17. UNIVERSAL GRAVITATION EQUATION
• This equation describes the force between any two objects in the universe:
• In the equation:
• F is the force of gravity (measured in Newtons, N)
• G is the gravitational constant of the universe and is always the same number
• M is the mass of one object (measured in kilograms, kg)
• m is the mass of the other object (measured in kilograms, kg)
• r is the distance those objects are apart (measured in meters, m)
• So if you know how massive two objects are and how far they are apart, you can
figure out the force between them.
18. INVERSE SQUARE LAW
• The distance (r) on the bottom of the equation is squared.
• This makes it an inverse square law.
• Because of this,
• if you double the distance between two objects, you reduce the gravitational force
between them to a quarter of what it was.
• Or if you triple the distance between them, you reduce the force to a ninth of what it was.
• Or if we go the other way, halving the distance between two objects multiplies the force
by a factor of four.
• This can be used to make rough comparisons between situations.
19. ELECTRO MAGNETIC FORCE
• Electromagnetic force is the force between charged particles.
• In the simpler case when charges are at rest, the force is given by Coulomb’s
law : attractive for unlike charges and repulsive for like charges.
• Charges in motion produce magnetic effects and a magnetic field gives rise to
a force on a moving charge.
• Electric and magnetic effects are, in general, inseparable – hence the name
20. NATURE OF EMF
• The gravitational force, electromagnetic force acts over large distances and does not need
any intervening medium.
• It is enormously strong compared to gravity.
• The electric force between two protons, for example, is 1036 times the gravitational force

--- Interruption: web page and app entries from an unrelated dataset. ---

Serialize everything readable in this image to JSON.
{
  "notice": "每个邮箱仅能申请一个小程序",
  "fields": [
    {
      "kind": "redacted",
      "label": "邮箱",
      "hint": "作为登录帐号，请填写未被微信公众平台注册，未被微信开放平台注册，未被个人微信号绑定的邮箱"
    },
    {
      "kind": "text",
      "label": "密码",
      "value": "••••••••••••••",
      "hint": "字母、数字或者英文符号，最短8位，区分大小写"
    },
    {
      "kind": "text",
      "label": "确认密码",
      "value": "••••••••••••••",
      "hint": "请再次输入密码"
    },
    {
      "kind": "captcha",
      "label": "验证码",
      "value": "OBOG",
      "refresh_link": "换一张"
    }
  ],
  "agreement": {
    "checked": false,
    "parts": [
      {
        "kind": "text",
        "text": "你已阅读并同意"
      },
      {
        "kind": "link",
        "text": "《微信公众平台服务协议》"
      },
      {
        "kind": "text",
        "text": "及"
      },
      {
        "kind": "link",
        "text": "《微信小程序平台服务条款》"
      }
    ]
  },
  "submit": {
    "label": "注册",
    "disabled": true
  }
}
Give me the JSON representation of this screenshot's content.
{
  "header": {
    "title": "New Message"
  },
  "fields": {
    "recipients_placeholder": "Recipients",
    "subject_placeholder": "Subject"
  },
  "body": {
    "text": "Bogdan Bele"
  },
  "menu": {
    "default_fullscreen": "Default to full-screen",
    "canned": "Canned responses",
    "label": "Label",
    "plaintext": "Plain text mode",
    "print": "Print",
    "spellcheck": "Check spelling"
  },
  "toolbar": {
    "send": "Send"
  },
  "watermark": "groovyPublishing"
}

between them, for any fixed distance.
• Since the electromagnetic force is so much stronger than the gravitational force, it dominates
all phenomena at atomic and molecular scales.
• Thus it is mainly the electromagnetic force that governs the structure of atoms and
molecules, the dynamics of chemical reactions and the mechanical, thermal and other
properties of materials.
• It underlies the macroscopic forces like ‘tension’, ‘friction’, ‘normal force’, ‘spring force’, etc.
21. ENORMOUS STRENGTH OF EMF
• Gravity is always attractive, while electromagnetic force can be attractive or
• Matter is mostly electrically neutral (net charge is zero). Thus, electric force is
largely zero and gravitational force dominates terrestrial phenomena.
• Electric force manifests itself in atmosphere where the atoms are ionised and
that leads to lightning.
22. Strong nuclear
The strong nuclear force binds protons
and neutrons in a nucleus.
• The strong nuclear force is the strongest of all
fundamental forces, about 100 times the
electromagnetic force in strength.
• It is charge-independent and acts equally between
a proton and a proton
• Its nuclear dimensions (10–15m). It is responsible
for the stability of nuclei.
The weak nuclear force appears only in
certain nuclear processes such as the β-
decay of a nucleus.
• In β-decay, the nucleus emits an electron and an
uncharged particle called neutrino.
• The weak nuclear force is not as weak as the
gravitational force, but much weaker than the
strong nuclear and electromagnetic forces.
• The range of weak nuclear force is exceedingly
small, of the order of 10-16 m.